In May/June 2017, I contributed to a literature review on out of school children for a UNICEF-project.
Chapter 4, p. 201-206
Educational courses that exist to support migrants in their efforts to participate in a host society should be properly designed with pedagogical expertise. In this paper, we clarify basic principles of adult learning, using the Themis method as an example. Instead of a fixed curriculum which aims to teach dominant and stereotypical cultural habits, a participatory approach fosters the development of new kinds of awareness and new ways of coping with the differences between cultures, and leads to more profound results in terms of self-confidence, participation, empowerment and language proficiency.
Christa Nieuwboer & Rogier van ’t Rood
Nieuwboer, C.C. & Rood van’t, R. Progress in proficiency and participation. An adult learning approach to support social integration of migrants in western societies. In: Beacco, J.-C., Little, D., Krumm, H.-J. and Thalgott, Ph. (eds.) (2017), The Linguistic Integration of Adult Migrants: Some Lessons from Research. Berlin: De Gruyter Mouton in cooperation with the Council of Europe.
Parenting support is a form of adult learning. I am pleased to cooperate with the IDEAL-programme, which takes a participatory approach to learning processes and offers training for professionals.
You can find the explanatory movie of IDEAL on this website:
In this position paper, we describe the theory-base of principles of this effective pedagogical approach and discuss assumptions of adult learning and civic integration in order to define constructive future directions.
Background: Courses for migrants in Europe are mostly aimed at literacy in western languages as a means for participation in society. These curricula are not suitable for migrants without previous basic education, which leaves groups of migrants vulnerable to alienation and without support for social integration.

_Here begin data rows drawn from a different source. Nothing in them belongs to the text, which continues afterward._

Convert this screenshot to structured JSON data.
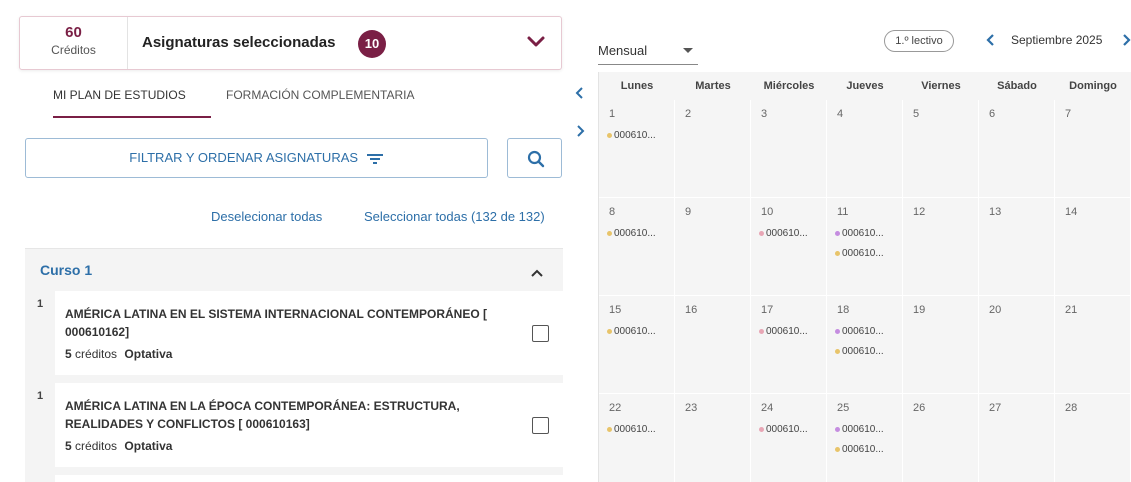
{
  "summary": {
    "credits_value": "60",
    "credits_label": "Créditos",
    "title": "Asignaturas seleccionadas",
    "count": "10",
    "accent_color": "#7a1f45"
  },
  "tabs": [
    {
      "label": "MI PLAN DE ESTUDIOS",
      "active": true
    },
    {
      "label": "FORMACIÓN COMPLEMENTARIA",
      "active": false
    }
  ],
  "filter": {
    "filter_label": "FILTRAR Y ORDENAR ASIGNATURAS",
    "deselect_all": "Deselecionar todas",
    "select_all": "Seleccionar todas (132 de 132)"
  },
  "course": {
    "title": "Curso 1",
    "subjects": [
      {
        "index": "1",
        "name": "AMÉRICA LATINA EN EL SISTEMA INTERNACIONAL CONTEMPORÁNEO [ 000610162]",
        "credits": "5",
        "credits_label": "créditos",
        "type": "Optativa",
        "checked": false
      },
      {
        "index": "1",
        "name": "AMÉRICA LATINA EN LA ÉPOCA CONTEMPORÁNEA: ESTRUCTURA, REALIDADES Y CONFLICTOS [ 000610163]",
        "credits": "5",
        "credits_label": "créditos",
        "type": "Optativa",
        "checked": false
      }
    ]
  },
  "calendar": {
    "view": "Mensual",
    "period": "1.º lectivo",
    "month": "Septiembre 2025",
    "weekdays": [
      "Lunes",
      "Martes",
      "Miércoles",
      "Jueves",
      "Viernes",
      "Sábado",
      "Domingo"
    ],
    "weeks": [
      {
        "days": [
          {
            "day": "1",
            "events": [
              {
                "label": "000610...",
                "color": "yellow"
              }
            ]
          },
          {
            "day": "2",
            "events": []
          },
          {
            "day": "3",
            "events": []
          },
          {
            "day": "4",
            "events": []
          },
          {
            "day": "5",
            "events": []
          },
          {
            "day": "6",
            "events": []
          },
          {
            "day": "7",
            "events": []
          }
        ]
      },
      {
        "days": [
          {
            "day": "8",
            "events": [
              {
                "label": "000610...",
                "color": "yellow"
              }
            ]
          },
          {
            "day": "9",
            "events": []
          },
          {
            "day": "10",
            "events": [
              {
                "label": "000610...",
                "color": "pink"
              }
            ]
          },
          {
            "day": "11",
            "events": [
              {
                "label": "000610...",
                "color": "purple"
              },
              {
                "label": "000610...",
                "color": "yellow"
              }
            ]
          },
          {
            "day": "12",
            "events": []
          },
          {
            "day": "13",
            "events": []
          },
          {
            "day": "14",
            "events": []
          }
        ]
      },
      {
        "days": [
          {
            "day": "15",
            "events": [
              {
                "label": "000610...",
                "color": "yellow"
              }
            ]
          },
          {
            "day": "16",
            "events": []
          },
          {
            "day": "17",
            "events": [
              {
                "label": "000610...",
                "color": "pink"
              }
            ]
          },
          {
            "day": "18",
            "events": [
              {
                "label": "000610...",
                "color": "purple"
              },
              {
                "label": "000610...",
                "color": "yellow"
              }
            ]
          },
          {
            "day": "19",
            "events": []
          },
          {
            "day": "20",
            "events": []
          },
          {
            "day": "21",
            "events": []
          }
        ]
      },
      {
        "days": [
          {
            "day": "22",
            "events": [
              {
                "label": "000610...",
                "color": "yellow"
              }
            ]
          },
          {
            "day": "23",
            "events": []
          },
          {
            "day": "24",
            "events": [
              {
                "label": "000610...",
                "color": "pink"
              }
            ]
          },
          {
            "day": "25",
            "events": [
              {
                "label": "000610...",
                "color": "purple"
              },
              {
                "label": "000610...",
                "color": "yellow"
              }
            ]
          },
          {
            "day": "26",
            "events": []
          },
          {
            "day": "27",
            "events": []
          },
          {
            "day": "28",
            "events": []
          }
        ]
      }
    ]
  }
}
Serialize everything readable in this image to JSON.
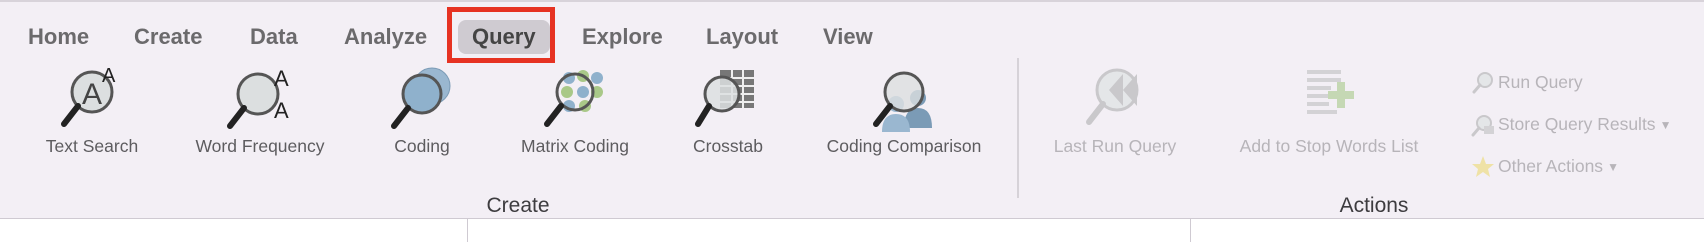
{
  "tabs": [
    {
      "label": "Home"
    },
    {
      "label": "Create"
    },
    {
      "label": "Data"
    },
    {
      "label": "Analyze"
    },
    {
      "label": "Query"
    },
    {
      "label": "Explore"
    },
    {
      "label": "Layout"
    },
    {
      "label": "View"
    }
  ],
  "active_tab": "Query",
  "accent_color": "#e63222",
  "create_group": {
    "label": "Create",
    "buttons": [
      {
        "label": "Text Search",
        "icon": "text-search-icon"
      },
      {
        "label": "Word Frequency",
        "icon": "word-frequency-icon"
      },
      {
        "label": "Coding",
        "icon": "coding-query-icon"
      },
      {
        "label": "Matrix Coding",
        "icon": "matrix-coding-icon"
      },
      {
        "label": "Crosstab",
        "icon": "crosstab-icon"
      },
      {
        "label": "Coding Comparison",
        "icon": "coding-comparison-icon"
      }
    ]
  },
  "actions_group": {
    "label": "Actions",
    "buttons": [
      {
        "label": "Last Run Query",
        "icon": "last-run-query-icon",
        "enabled": false
      },
      {
        "label": "Add to Stop Words List",
        "icon": "add-stop-words-icon",
        "enabled": false
      }
    ],
    "small_buttons": [
      {
        "label": "Run Query",
        "icon": "run-query-icon",
        "enabled": false
      },
      {
        "label": "Store Query Results",
        "icon": "store-query-results-icon",
        "enabled": false,
        "dropdown": true
      },
      {
        "label": "Other Actions",
        "icon": "star-icon",
        "enabled": false,
        "dropdown": true
      }
    ]
  }
}
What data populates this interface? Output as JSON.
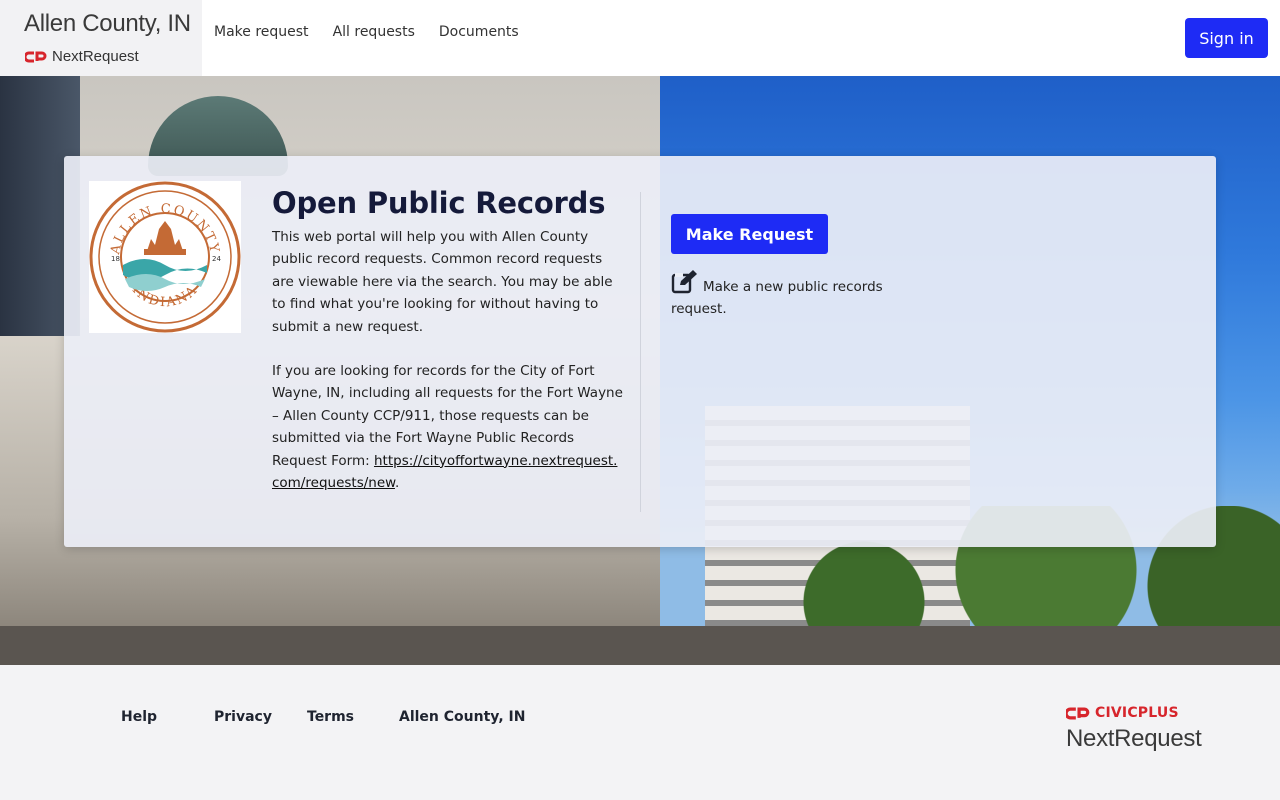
{
  "header": {
    "county": "Allen County, IN",
    "product": "NextRequest",
    "nav": [
      {
        "label": "Make request"
      },
      {
        "label": "All requests"
      },
      {
        "label": "Documents"
      }
    ],
    "signin_label": "Sign in"
  },
  "hero": {
    "title": "Open Public Records",
    "paragraph1": "This web portal will help you with Allen County public record requests. Common record requests are viewable here via the search. You may be able to find what you're looking for without having to submit a new request.",
    "paragraph2": "If you are looking for records for the City of Fort Wayne, IN, including all requests for the Fort Wayne – Allen County CCP/911, those requests can be submitted via the Fort Wayne Public Records Request Form:",
    "link": "https://cityoffortwayne.nextrequest.com/requests/new",
    "link_suffix": ".",
    "make_request_label": "Make Request",
    "make_request_desc": "Make a new public records request.",
    "seal": {
      "top_text": "ALLEN COUNTY",
      "bottom_text": "INDIANA",
      "year_left": "18",
      "year_right": "24"
    }
  },
  "footer": {
    "links": [
      {
        "label": "Help"
      },
      {
        "label": "Privacy"
      },
      {
        "label": "Terms"
      },
      {
        "label": "Allen County, IN"
      }
    ],
    "civic_label": "CIVICPLUS",
    "product_label": "NextRequest"
  },
  "colors": {
    "primary": "#1e2bf5",
    "brand_red": "#d7252c",
    "seal_orange": "#c46a35",
    "seal_teal": "#3aa6a8"
  }
}
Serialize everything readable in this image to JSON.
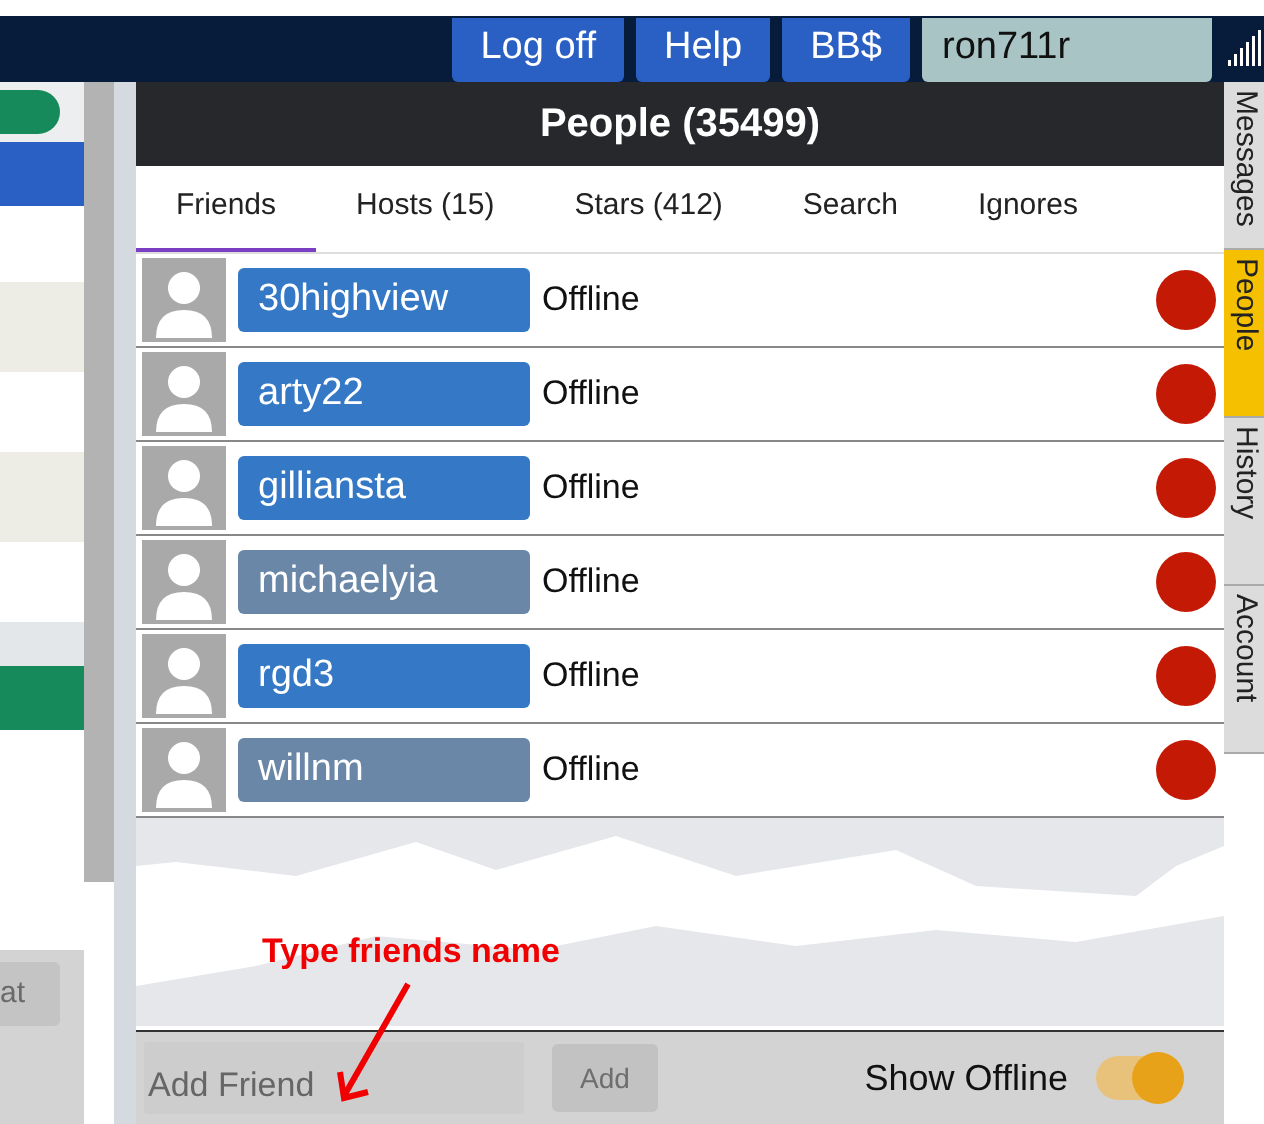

Method: The IDEAL-programme (Integrating Disadvantaged Ethnicities through Adult Learning), which takes a participatory didactic approach and in which daily personal and family life is the starting point for learning, was provided and evaluated in the Netherlands and Sweden in 2011–2013. The participants (N = 16) were migrant mothers of Berber and Arabic origin without formal educational experience. The teachers shared the same background and served as role model facilitators and social brokers.
Results: Through exploring their personal narratives, the participants showed new insights,skills, and attitudes on the topics of communication, health and parenting. All participants showed progress in language acquisition and participation in society. The Dutch group of migrant mothers reported to use less physical punishment and threats to their children, and to practise more positive parenting skills instead.
Discussion: Literacy oriented programmes for social integration are not suitable for all migrants and do not encourage acculturation. The proposed method offers a feasible alternative, so that migrants may be more adequately supported in their efforts for social integration in receiving societies. In order to advance the future development of participatory programmes for civic education, several key intervention design principles and political conditions are discussed.
Read our open access article in the Journal of Intercultural Communication:
Learning Language that matters, a pedagogical method to support migrant mothers without formal education experience in their social integration in Western countries.
Christa Nieuwboer & Rogier van ’t Rood (feb. 2016).
Fontys School of Pedagogical Studies is starting a project to enable youth professionals in the Netherlands to access and refer to websites and apps on psycho-educational and social issues. Youth professionals play an important role in referring youth and families to e-health, m-health and online (self-)help opportunities. Students of Fontys are now indexing and describing all kinds of internet interventions. Available soon at www.dejeugdprofessional.info.